- At cancellation, occasionally more detail is required from the Authorising Officer about the activity conducted, the value of the surveillance, the resulting product, and its management, and whether there has been any tangible or beneficial outcome, together with greater attention to any collateral intrusion;
- In relation to public authorities the need for training for those vested with surveillance responsibilities is sometimes overlooked, particularly when budgets have been seriously depleted; in the case of adjacent local authorities training costs could perhaps be shared.
This is a summary of the detailed annual report – clearly the OSC places a high value on training (mentioned 19 times!), and indicates difficulties that arise as a result of not providing the training for all personnel involved or likely to be involved in authorised activity.
One emerging trend not addressed in the report is the rise in covert surveillance undertaken without the protection of RIPA when a local authority deems it necessary and proportionate to conduct covert surveillance in relation to preventing or detecting crime which does not meet the six month criteria, or a public authority deems it necessary and proportionate to conduct covert surveillance as part of it’s legitimate pursuit of responsibilities in relation to public safety, public health, regulation, and enforcement, in compliance with Article 8 Human Rights (commonly known as ‘non RIPA Surveillance’). See our blog post here for more on this issue.
Act Now’s programme of RIPA Courses address all of the issues raised in the report, and those associated with non RIPA surveillance, research and gathering of intelligence as well as evidence from social media.

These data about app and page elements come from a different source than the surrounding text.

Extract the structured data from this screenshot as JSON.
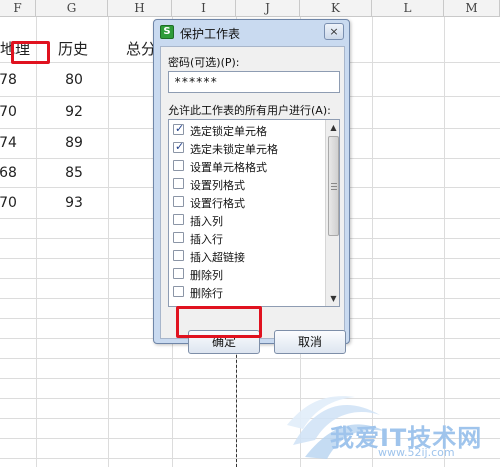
{
  "sheet": {
    "columns": [
      "F",
      "G",
      "H",
      "I",
      "J",
      "K",
      "L",
      "M"
    ],
    "headers": {
      "F": "地理",
      "G": "历史",
      "H": "总分"
    },
    "rows": [
      {
        "F": "78",
        "G": "80"
      },
      {
        "F": "70",
        "G": "92"
      },
      {
        "F": "74",
        "G": "89"
      },
      {
        "F": "68",
        "G": "85"
      },
      {
        "F": "70",
        "G": "93"
      }
    ]
  },
  "dialog": {
    "icon_letter": "S",
    "title": "保护工作表",
    "close_label": "×",
    "password_label": "密码(可选)(P):",
    "password_value": "******",
    "permissions_label": "允许此工作表的所有用户进行(A):",
    "permissions": [
      {
        "label": "选定锁定单元格",
        "checked": true
      },
      {
        "label": "选定未锁定单元格",
        "checked": true
      },
      {
        "label": "设置单元格格式",
        "checked": false
      },
      {
        "label": "设置列格式",
        "checked": false
      },
      {
        "label": "设置行格式",
        "checked": false
      },
      {
        "label": "插入列",
        "checked": false
      },
      {
        "label": "插入行",
        "checked": false
      },
      {
        "label": "插入超链接",
        "checked": false
      },
      {
        "label": "删除列",
        "checked": false
      },
      {
        "label": "删除行",
        "checked": false
      }
    ],
    "ok_label": "确定",
    "cancel_label": "取消"
  },
  "watermark": {
    "text": "我爱IT技术网",
    "url": "www.52ij.com"
  },
  "colors": {
    "highlight": "#e0121f",
    "dialog_frame": "#c9daf0",
    "watermark": "#9fc4ec"
  }
}
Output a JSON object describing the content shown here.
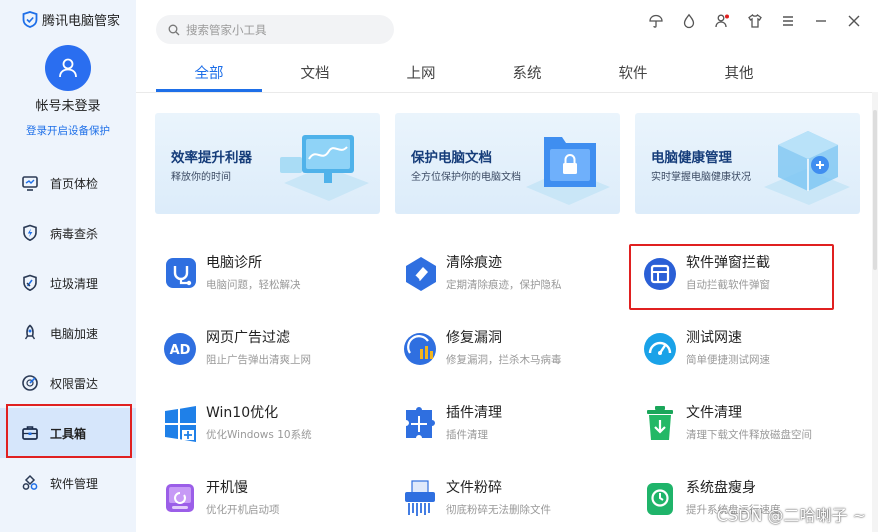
{
  "sidebar": {
    "brand": "腾讯电脑管家",
    "account_name": "帐号未登录",
    "login_link": "登录开启设备保护",
    "items": [
      {
        "label": "首页体检",
        "icon": "screen-icon"
      },
      {
        "label": "病毒查杀",
        "icon": "shield-bolt-icon"
      },
      {
        "label": "垃圾清理",
        "icon": "broom-icon"
      },
      {
        "label": "电脑加速",
        "icon": "rocket-icon"
      },
      {
        "label": "权限雷达",
        "icon": "radar-icon"
      },
      {
        "label": "工具箱",
        "icon": "toolbox-icon",
        "active": true
      },
      {
        "label": "软件管理",
        "icon": "apps-icon"
      }
    ]
  },
  "search": {
    "placeholder": "搜索管家小工具"
  },
  "tabs": [
    "全部",
    "文档",
    "上网",
    "系统",
    "软件",
    "其他"
  ],
  "active_tab": "全部",
  "banners": [
    {
      "title": "效率提升利器",
      "subtitle": "释放你的时间"
    },
    {
      "title": "保护电脑文档",
      "subtitle": "全方位保护你的电脑文档"
    },
    {
      "title": "电脑健康管理",
      "subtitle": "实时掌握电脑健康状况"
    }
  ],
  "tools": [
    {
      "name": "电脑诊所",
      "desc": "电脑问题，轻松解决",
      "icon": "stethoscope-icon"
    },
    {
      "name": "清除痕迹",
      "desc": "定期清除痕迹，保护隐私",
      "icon": "eraser-icon"
    },
    {
      "name": "软件弹窗拦截",
      "desc": "自动拦截软件弹窗",
      "icon": "popup-block-icon"
    },
    {
      "name": "网页广告过滤",
      "desc": "阻止广告弹出清爽上网",
      "icon": "ad-block-icon"
    },
    {
      "name": "修复漏洞",
      "desc": "修复漏洞，拦杀木马病毒",
      "icon": "patch-icon"
    },
    {
      "name": "测试网速",
      "desc": "简单便捷测试网速",
      "icon": "speedometer-icon"
    },
    {
      "name": "Win10优化",
      "desc": "优化Windows 10系统",
      "icon": "windows-icon"
    },
    {
      "name": "插件清理",
      "desc": "插件清理",
      "icon": "puzzle-icon"
    },
    {
      "name": "文件清理",
      "desc": "清理下载文件释放磁盘空间",
      "icon": "trash-icon"
    },
    {
      "name": "开机慢",
      "desc": "优化开机启动项",
      "icon": "boot-icon"
    },
    {
      "name": "文件粉碎",
      "desc": "彻底粉碎无法删除文件",
      "icon": "shredder-icon"
    },
    {
      "name": "系统盘瘦身",
      "desc": "提升系统盘运行速度",
      "icon": "disk-slim-icon"
    }
  ],
  "watermark": "CSDN @二哈喇子 ~",
  "colors": {
    "accent": "#1e6fe8",
    "highlight": "#e02020"
  }
}
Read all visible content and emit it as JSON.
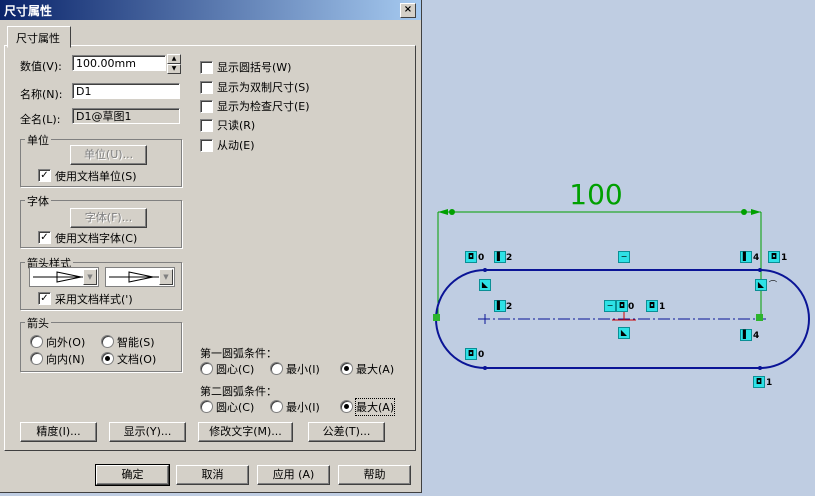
{
  "window": {
    "title": "尺寸属性",
    "close_icon": "×"
  },
  "tab": {
    "label": "尺寸属性"
  },
  "fields": {
    "value_label": "数值(V):",
    "value": "100.00mm",
    "name_label": "名称(N):",
    "name": "D1",
    "fullname_label": "全名(L):",
    "fullname": "D1@草图1"
  },
  "options": [
    {
      "label": "显示圆括号(W)",
      "checked": false
    },
    {
      "label": "显示为双制尺寸(S)",
      "checked": false
    },
    {
      "label": "显示为检查尺寸(E)",
      "checked": false
    },
    {
      "label": "只读(R)",
      "checked": false
    },
    {
      "label": "从动(E)",
      "checked": false
    }
  ],
  "units_group": {
    "title": "单位",
    "button": "单位(U)...",
    "checkbox": "使用文档单位(S)",
    "checked": true
  },
  "font_group": {
    "title": "字体",
    "button": "字体(F)...",
    "checkbox": "使用文档字体(C)",
    "checked": true
  },
  "arrowstyle_group": {
    "title": "箭头样式",
    "checkbox": "采用文档样式(')",
    "checked": true
  },
  "arrow_group": {
    "title": "箭头",
    "outside": "向外(O)",
    "smart": "智能(S)",
    "inside": "向内(N)",
    "document": "文档(O)",
    "selected": "document"
  },
  "arc1": {
    "title": "第一圆弧条件：",
    "center": "圆心(C)",
    "min": "最小(I)",
    "max": "最大(A)",
    "selected": "max"
  },
  "arc2": {
    "title": "第二圆弧条件：",
    "center": "圆心(C)",
    "min": "最小(I)",
    "max": "最大(A)",
    "selected": "max"
  },
  "action_buttons": {
    "precision": "精度(I)...",
    "display": "显示(Y)...",
    "modify_text": "修改文字(M)...",
    "tolerance": "公差(T)..."
  },
  "footer": {
    "ok": "确定",
    "cancel": "取消",
    "apply": "应用 (A)",
    "help": "帮助"
  },
  "sketch": {
    "dimension": "100",
    "relations": {
      "r_top_left": "0",
      "r_top_left_line": "2",
      "r_top_right_line": "4",
      "r_top_right": "1",
      "r_mid_left": "2",
      "r_center": "0",
      "r_center_b": "1",
      "r_right_mid": "4",
      "r_bottom_left": "0",
      "r_bottom_right": "1"
    },
    "colors": {
      "geometry": "#0a1496",
      "dimension": "#00a000",
      "point": "#2db52d",
      "background": "#bfcde2"
    }
  }
}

If your training budget is an issue, our online RIPA training is worth trying out. Module 1 is free.
The OSC Procedures & Guidance document (July 2016) has now been re issued and is, for the first time, available to download from the OSC website.
Act Now also has a RIPA policy and procedures manual which is very useful for those revising their RIPA documents. It contains useful guidance for staff on when RIPA applies and how to complete the authorisation forms.
Raise awareness of RIPA in your organisation with our RIPA poster.